_ACTIVITY_
I need all of the entries printed exactly.

(Items from an interface collection)
*-*-*
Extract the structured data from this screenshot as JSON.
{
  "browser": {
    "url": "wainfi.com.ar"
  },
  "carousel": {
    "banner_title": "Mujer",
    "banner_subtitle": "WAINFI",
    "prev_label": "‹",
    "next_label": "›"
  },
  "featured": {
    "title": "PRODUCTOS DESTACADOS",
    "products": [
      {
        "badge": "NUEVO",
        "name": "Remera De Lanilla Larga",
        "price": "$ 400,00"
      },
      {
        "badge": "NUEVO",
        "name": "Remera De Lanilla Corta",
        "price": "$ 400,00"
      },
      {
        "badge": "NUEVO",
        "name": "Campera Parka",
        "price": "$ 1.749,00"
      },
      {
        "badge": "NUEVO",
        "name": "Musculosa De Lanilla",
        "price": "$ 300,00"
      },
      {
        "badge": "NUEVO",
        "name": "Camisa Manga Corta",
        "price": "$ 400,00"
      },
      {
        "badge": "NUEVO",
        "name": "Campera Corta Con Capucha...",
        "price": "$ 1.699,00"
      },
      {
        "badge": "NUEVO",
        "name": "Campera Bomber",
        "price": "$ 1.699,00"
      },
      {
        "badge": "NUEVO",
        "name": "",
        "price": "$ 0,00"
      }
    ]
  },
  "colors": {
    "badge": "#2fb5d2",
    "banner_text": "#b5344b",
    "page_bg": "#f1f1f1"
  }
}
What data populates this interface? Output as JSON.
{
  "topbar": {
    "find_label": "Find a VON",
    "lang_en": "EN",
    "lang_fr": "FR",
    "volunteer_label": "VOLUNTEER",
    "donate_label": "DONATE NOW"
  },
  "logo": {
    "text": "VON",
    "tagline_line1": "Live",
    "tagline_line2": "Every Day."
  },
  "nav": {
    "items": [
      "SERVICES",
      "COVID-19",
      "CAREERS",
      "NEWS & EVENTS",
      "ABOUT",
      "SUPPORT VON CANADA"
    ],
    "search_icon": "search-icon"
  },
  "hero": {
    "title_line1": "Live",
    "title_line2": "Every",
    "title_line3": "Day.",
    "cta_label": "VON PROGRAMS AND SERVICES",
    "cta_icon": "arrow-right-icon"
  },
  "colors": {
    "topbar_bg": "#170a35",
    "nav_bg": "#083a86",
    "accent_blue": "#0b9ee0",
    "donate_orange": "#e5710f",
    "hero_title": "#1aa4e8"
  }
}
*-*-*
_EXPECTED ANSWER_
Extract the structured data from this screenshot as JSON.
{
  "browser": {
    "url": "wainfi.com.ar"
  },
  "carousel": {
    "banner_title": "Mujer",
    "banner_subtitle": "WAINFI",
    "prev_label": "‹",
    "next_label": "›"
  },
  "featured": {
    "title": "PRODUCTOS DESTACADOS",
    "products": [
      {
        "badge": "NUEVO",
        "name": "Remera De Lanilla Larga",
        "price": "$ 400,00"
      },
      {
        "badge": "NUEVO",
        "name": "Remera De Lanilla Corta",
        "price": "$ 400,00"
      },
      {
        "badge": "NUEVO",
        "name": "Campera Parka",
        "price": "$ 1.749,00"
      },
      {
        "badge": "NUEVO",
        "name": "Musculosa De Lanilla",
        "price": "$ 300,00"
      },
      {
        "badge": "NUEVO",
        "name": "Camisa Manga Corta",
        "price": "$ 400,00"
      },
      {
        "badge": "NUEVO",
        "name": "Campera Corta Con Capucha...",
        "price": "$ 1.699,00"
      },
      {
        "badge": "NUEVO",
        "name": "Campera Bomber",
        "price": "$ 1.699,00"
      },
      {
        "badge": "NUEVO",
        "name": "",
        "price": "$ 0,00"
      }
    ]
  },
  "colors": {
    "badge": "#2fb5d2",
    "banner_text": "#b5344b",
    "page_bg": "#f1f1f1"
  }
}
What data populates this interface? Output as JSON.
{
  "topbar": {
    "find_label": "Find a VON",
    "lang_en": "EN",
    "lang_fr": "FR",
    "volunteer_label": "VOLUNTEER",
    "donate_label": "DONATE NOW"
  },
  "logo": {
    "text": "VON",
    "tagline_line1": "Live",
    "tagline_line2": "Every Day."
  },
  "nav": {
    "items": [
      "SERVICES",
      "COVID-19",
      "CAREERS",
      "NEWS & EVENTS",
      "ABOUT",
      "SUPPORT VON CANADA"
    ],
    "search_icon": "search-icon"
  },
  "hero": {
    "title_line1": "Live",
    "title_line2": "Every",
    "title_line3": "Day.",
    "cta_label": "VON PROGRAMS AND SERVICES",
    "cta_icon": "arrow-right-icon"
  },
  "colors": {
    "topbar_bg": "#170a35",
    "nav_bg": "#083a86",
    "accent_blue": "#0b9ee0",
    "donate_orange": "#e5710f",
    "hero_title": "#1aa4e8"
  }
}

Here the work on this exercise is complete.